» Stored entries
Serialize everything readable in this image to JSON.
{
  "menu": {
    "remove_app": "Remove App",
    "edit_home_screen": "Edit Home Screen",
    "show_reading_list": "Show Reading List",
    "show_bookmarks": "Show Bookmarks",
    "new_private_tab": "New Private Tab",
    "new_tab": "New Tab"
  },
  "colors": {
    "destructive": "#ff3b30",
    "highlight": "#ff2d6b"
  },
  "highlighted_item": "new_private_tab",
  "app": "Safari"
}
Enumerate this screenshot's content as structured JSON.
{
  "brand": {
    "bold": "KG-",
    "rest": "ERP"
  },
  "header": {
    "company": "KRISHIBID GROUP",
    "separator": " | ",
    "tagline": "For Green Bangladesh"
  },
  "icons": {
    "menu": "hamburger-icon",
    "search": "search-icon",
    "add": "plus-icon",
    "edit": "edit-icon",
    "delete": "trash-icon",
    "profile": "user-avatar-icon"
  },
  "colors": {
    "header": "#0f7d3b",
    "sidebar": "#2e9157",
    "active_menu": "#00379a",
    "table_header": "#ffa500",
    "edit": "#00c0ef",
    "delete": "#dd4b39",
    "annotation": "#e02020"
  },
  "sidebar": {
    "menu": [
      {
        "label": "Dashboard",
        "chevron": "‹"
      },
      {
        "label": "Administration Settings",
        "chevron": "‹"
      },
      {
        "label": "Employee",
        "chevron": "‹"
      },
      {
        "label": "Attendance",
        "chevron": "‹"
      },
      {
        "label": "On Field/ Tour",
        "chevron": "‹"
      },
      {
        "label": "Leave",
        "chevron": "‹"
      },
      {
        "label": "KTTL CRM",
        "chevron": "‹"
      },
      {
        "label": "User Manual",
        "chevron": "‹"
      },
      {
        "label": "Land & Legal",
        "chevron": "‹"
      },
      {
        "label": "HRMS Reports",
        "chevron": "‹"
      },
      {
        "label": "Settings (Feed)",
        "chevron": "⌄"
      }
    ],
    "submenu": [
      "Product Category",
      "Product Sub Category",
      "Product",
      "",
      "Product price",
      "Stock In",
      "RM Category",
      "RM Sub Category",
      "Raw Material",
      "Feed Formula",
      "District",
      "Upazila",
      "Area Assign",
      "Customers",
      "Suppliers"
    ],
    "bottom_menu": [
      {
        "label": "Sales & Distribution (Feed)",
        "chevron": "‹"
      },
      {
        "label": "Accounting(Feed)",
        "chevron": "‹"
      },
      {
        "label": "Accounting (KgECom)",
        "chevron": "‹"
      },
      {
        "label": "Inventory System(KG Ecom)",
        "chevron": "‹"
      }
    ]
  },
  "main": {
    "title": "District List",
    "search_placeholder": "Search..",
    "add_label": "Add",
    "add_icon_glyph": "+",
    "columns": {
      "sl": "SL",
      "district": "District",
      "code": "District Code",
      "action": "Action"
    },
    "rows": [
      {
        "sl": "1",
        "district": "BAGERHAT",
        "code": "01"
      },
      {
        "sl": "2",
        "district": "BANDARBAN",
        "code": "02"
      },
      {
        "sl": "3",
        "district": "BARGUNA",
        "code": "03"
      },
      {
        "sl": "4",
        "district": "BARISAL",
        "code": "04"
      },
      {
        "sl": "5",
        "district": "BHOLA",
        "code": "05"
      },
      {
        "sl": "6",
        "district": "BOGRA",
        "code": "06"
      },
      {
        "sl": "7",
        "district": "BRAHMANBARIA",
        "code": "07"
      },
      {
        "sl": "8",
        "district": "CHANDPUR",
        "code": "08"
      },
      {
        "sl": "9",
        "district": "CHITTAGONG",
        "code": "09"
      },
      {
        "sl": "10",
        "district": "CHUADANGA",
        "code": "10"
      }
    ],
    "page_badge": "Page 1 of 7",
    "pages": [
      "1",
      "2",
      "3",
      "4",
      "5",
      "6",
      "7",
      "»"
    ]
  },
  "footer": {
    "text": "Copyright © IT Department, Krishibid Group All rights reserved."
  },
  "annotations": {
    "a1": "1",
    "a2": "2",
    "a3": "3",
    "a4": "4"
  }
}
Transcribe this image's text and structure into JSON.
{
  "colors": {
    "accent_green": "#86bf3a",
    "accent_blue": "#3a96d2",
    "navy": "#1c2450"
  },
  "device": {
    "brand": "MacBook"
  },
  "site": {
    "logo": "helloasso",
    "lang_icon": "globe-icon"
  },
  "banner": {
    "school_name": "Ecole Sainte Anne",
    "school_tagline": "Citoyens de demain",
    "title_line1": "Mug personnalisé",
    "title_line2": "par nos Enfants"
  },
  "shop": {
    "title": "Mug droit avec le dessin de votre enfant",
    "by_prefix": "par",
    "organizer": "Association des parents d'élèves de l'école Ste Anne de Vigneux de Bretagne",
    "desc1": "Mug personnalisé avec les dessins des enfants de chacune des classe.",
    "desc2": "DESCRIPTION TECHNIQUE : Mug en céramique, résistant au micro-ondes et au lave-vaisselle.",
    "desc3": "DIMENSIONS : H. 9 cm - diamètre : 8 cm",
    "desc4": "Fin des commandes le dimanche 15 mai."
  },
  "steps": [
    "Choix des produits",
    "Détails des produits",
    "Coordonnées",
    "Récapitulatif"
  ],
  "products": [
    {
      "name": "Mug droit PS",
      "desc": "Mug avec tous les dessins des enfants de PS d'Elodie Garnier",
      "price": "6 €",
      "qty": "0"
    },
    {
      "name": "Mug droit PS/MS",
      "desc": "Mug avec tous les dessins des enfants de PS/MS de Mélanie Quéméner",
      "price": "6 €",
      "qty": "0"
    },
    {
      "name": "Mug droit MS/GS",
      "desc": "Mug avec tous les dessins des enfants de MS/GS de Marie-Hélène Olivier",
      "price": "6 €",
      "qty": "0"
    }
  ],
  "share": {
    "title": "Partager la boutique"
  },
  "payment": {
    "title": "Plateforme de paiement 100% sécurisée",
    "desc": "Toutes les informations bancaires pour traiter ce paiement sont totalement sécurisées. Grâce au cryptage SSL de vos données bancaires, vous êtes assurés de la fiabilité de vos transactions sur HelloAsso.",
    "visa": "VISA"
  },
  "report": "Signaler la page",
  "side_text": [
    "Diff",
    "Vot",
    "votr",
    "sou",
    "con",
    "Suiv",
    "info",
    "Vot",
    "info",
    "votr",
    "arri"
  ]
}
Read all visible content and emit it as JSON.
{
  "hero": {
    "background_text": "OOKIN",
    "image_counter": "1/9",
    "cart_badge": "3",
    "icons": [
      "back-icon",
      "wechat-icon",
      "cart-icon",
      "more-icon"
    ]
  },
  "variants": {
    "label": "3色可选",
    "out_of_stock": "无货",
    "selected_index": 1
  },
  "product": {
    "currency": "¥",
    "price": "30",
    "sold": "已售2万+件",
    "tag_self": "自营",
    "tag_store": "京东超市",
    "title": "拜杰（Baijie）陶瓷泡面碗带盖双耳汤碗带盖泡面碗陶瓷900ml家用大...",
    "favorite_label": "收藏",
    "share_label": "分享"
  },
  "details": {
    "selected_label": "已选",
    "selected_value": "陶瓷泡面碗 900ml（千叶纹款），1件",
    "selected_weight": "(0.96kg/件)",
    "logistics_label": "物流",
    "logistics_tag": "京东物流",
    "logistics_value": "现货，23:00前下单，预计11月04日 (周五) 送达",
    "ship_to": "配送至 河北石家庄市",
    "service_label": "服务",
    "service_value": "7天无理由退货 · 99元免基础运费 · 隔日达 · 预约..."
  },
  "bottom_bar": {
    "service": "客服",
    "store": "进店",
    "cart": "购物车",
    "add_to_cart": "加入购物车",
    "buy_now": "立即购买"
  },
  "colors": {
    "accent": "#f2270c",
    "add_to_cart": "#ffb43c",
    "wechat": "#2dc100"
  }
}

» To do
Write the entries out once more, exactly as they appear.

» Solution to this exercise
Serialize everything readable in this image to JSON.
{
  "menu": {
    "remove_app": "Remove App",
    "edit_home_screen": "Edit Home Screen",
    "show_reading_list": "Show Reading List",
    "show_bookmarks": "Show Bookmarks",
    "new_private_tab": "New Private Tab",
    "new_tab": "New Tab"
  },
  "colors": {
    "destructive": "#ff3b30",
    "highlight": "#ff2d6b"
  },
  "highlighted_item": "new_private_tab",
  "app": "Safari"
}
Enumerate this screenshot's content as structured JSON.
{
  "brand": {
    "bold": "KG-",
    "rest": "ERP"
  },
  "header": {
    "company": "KRISHIBID GROUP",
    "separator": " | ",
    "tagline": "For Green Bangladesh"
  },
  "icons": {
    "menu": "hamburger-icon",
    "search": "search-icon",
    "add": "plus-icon",
    "edit": "edit-icon",
    "delete": "trash-icon",
    "profile": "user-avatar-icon"
  },
  "colors": {
    "header": "#0f7d3b",
    "sidebar": "#2e9157",
    "active_menu": "#00379a",
    "table_header": "#ffa500",
    "edit": "#00c0ef",
    "delete": "#dd4b39",
    "annotation": "#e02020"
  },
  "sidebar": {
    "menu": [
      {
        "label": "Dashboard",
        "chevron": "‹"
      },
      {
        "label": "Administration Settings",
        "chevron": "‹"
      },
      {
        "label": "Employee",
        "chevron": "‹"
      },
      {
        "label": "Attendance",
        "chevron": "‹"
      },
      {
        "label": "On Field/ Tour",
        "chevron": "‹"
      },
      {
        "label": "Leave",
        "chevron": "‹"
      },
      {
        "label": "KTTL CRM",
        "chevron": "‹"
      },
      {
        "label": "User Manual",
        "chevron": "‹"
      },
      {
        "label": "Land & Legal",
        "chevron": "‹"
      },
      {
        "label": "HRMS Reports",
        "chevron": "‹"
      },
      {
        "label": "Settings (Feed)",
        "chevron": "⌄"
      }
    ],
    "submenu": [
      "Product Category",
      "Product Sub Category",
      "Product",
      "",
      "Product price",
      "Stock In",
      "RM Category",
      "RM Sub Category",
      "Raw Material",
      "Feed Formula",
      "District",
      "Upazila",
      "Area Assign",
      "Customers",
      "Suppliers"
    ],
    "bottom_menu": [
      {
        "label": "Sales & Distribution (Feed)",
        "chevron": "‹"
      },
      {
        "label": "Accounting(Feed)",
        "chevron": "‹"
      },
      {
        "label": "Accounting (KgECom)",
        "chevron": "‹"
      },
      {
        "label": "Inventory System(KG Ecom)",
        "chevron": "‹"
      }
    ]
  },
  "main": {
    "title": "District List",
    "search_placeholder": "Search..",
    "add_label": "Add",
    "add_icon_glyph": "+",
    "columns": {
      "sl": "SL",
      "district": "District",
      "code": "District Code",
      "action": "Action"
    },
    "rows": [
      {
        "sl": "1",
        "district": "BAGERHAT",
        "code": "01"
      },
      {
        "sl": "2",
        "district": "BANDARBAN",
        "code": "02"
      },
      {
        "sl": "3",
        "district": "BARGUNA",
        "code": "03"
      },
      {
        "sl": "4",
        "district": "BARISAL",
        "code": "04"
      },
      {
        "sl": "5",
        "district": "BHOLA",
        "code": "05"
      },
      {
        "sl": "6",
        "district": "BOGRA",
        "code": "06"
      },
      {
        "sl": "7",
        "district": "BRAHMANBARIA",
        "code": "07"
      },
      {
        "sl": "8",
        "district": "CHANDPUR",
        "code": "08"
      },
      {
        "sl": "9",
        "district": "CHITTAGONG",
        "code": "09"
      },
      {
        "sl": "10",
        "district": "CHUADANGA",
        "code": "10"
      }
    ],
    "page_badge": "Page 1 of 7",
    "pages": [
      "1",
      "2",
      "3",
      "4",
      "5",
      "6",
      "7",
      "»"
    ]
  },
  "footer": {
    "text": "Copyright © IT Department, Krishibid Group All rights reserved."
  },
  "annotations": {
    "a1": "1",
    "a2": "2",
    "a3": "3",
    "a4": "4"
  }
}
Transcribe this image's text and structure into JSON.
{
  "colors": {
    "accent_green": "#86bf3a",
    "accent_blue": "#3a96d2",
    "navy": "#1c2450"
  },
  "device": {
    "brand": "MacBook"
  },
  "site": {
    "logo": "helloasso",
    "lang_icon": "globe-icon"
  },
  "banner": {
    "school_name": "Ecole Sainte Anne",
    "school_tagline": "Citoyens de demain",
    "title_line1": "Mug personnalisé",
    "title_line2": "par nos Enfants"
  },
  "shop": {
    "title": "Mug droit avec le dessin de votre enfant",
    "by_prefix": "par",
    "organizer": "Association des parents d'élèves de l'école Ste Anne de Vigneux de Bretagne",
    "desc1": "Mug personnalisé avec les dessins des enfants de chacune des classe.",
    "desc2": "DESCRIPTION TECHNIQUE : Mug en céramique, résistant au micro-ondes et au lave-vaisselle.",
    "desc3": "DIMENSIONS : H. 9 cm - diamètre : 8 cm",
    "desc4": "Fin des commandes le dimanche 15 mai."
  },
  "steps": [
    "Choix des produits",
    "Détails des produits",
    "Coordonnées",
    "Récapitulatif"
  ],
  "products": [
    {
      "name": "Mug droit PS",
      "desc": "Mug avec tous les dessins des enfants de PS d'Elodie Garnier",
      "price": "6 €",
      "qty": "0"
    },
    {
      "name": "Mug droit PS/MS",
      "desc": "Mug avec tous les dessins des enfants de PS/MS de Mélanie Quéméner",
      "price": "6 €",
      "qty": "0"
    },
    {
      "name": "Mug droit MS/GS",
      "desc": "Mug avec tous les dessins des enfants de MS/GS de Marie-Hélène Olivier",
      "price": "6 €",
      "qty": "0"
    }
  ],
  "share": {
    "title": "Partager la boutique"
  },
  "payment": {
    "title": "Plateforme de paiement 100% sécurisée",
    "desc": "Toutes les informations bancaires pour traiter ce paiement sont totalement sécurisées. Grâce au cryptage SSL de vos données bancaires, vous êtes assurés de la fiabilité de vos transactions sur HelloAsso.",
    "visa": "VISA"
  },
  "report": "Signaler la page",
  "side_text": [
    "Diff",
    "Vot",
    "votr",
    "sou",
    "con",
    "Suiv",
    "info",
    "Vot",
    "info",
    "votr",
    "arri"
  ]
}
Read all visible content and emit it as JSON.
{
  "hero": {
    "background_text": "OOKIN",
    "image_counter": "1/9",
    "cart_badge": "3",
    "icons": [
      "back-icon",
      "wechat-icon",
      "cart-icon",
      "more-icon"
    ]
  },
  "variants": {
    "label": "3色可选",
    "out_of_stock": "无货",
    "selected_index": 1
  },
  "product": {
    "currency": "¥",
    "price": "30",
    "sold": "已售2万+件",
    "tag_self": "自营",
    "tag_store": "京东超市",
    "title": "拜杰（Baijie）陶瓷泡面碗带盖双耳汤碗带盖泡面碗陶瓷900ml家用大...",
    "favorite_label": "收藏",
    "share_label": "分享"
  },
  "details": {
    "selected_label": "已选",
    "selected_value": "陶瓷泡面碗 900ml（千叶纹款），1件",
    "selected_weight": "(0.96kg/件)",
    "logistics_label": "物流",
    "logistics_tag": "京东物流",
    "logistics_value": "现货，23:00前下单，预计11月04日 (周五) 送达",
    "ship_to": "配送至 河北石家庄市",
    "service_label": "服务",
    "service_value": "7天无理由退货 · 99元免基础运费 · 隔日达 · 预约..."
  },
  "bottom_bar": {
    "service": "客服",
    "store": "进店",
    "cart": "购物车",
    "add_to_cart": "加入购物车",
    "buy_now": "立即购买"
  },
  "colors": {
    "accent": "#f2270c",
    "add_to_cart": "#ffb43c",
    "wechat": "#2dc100"
  }
}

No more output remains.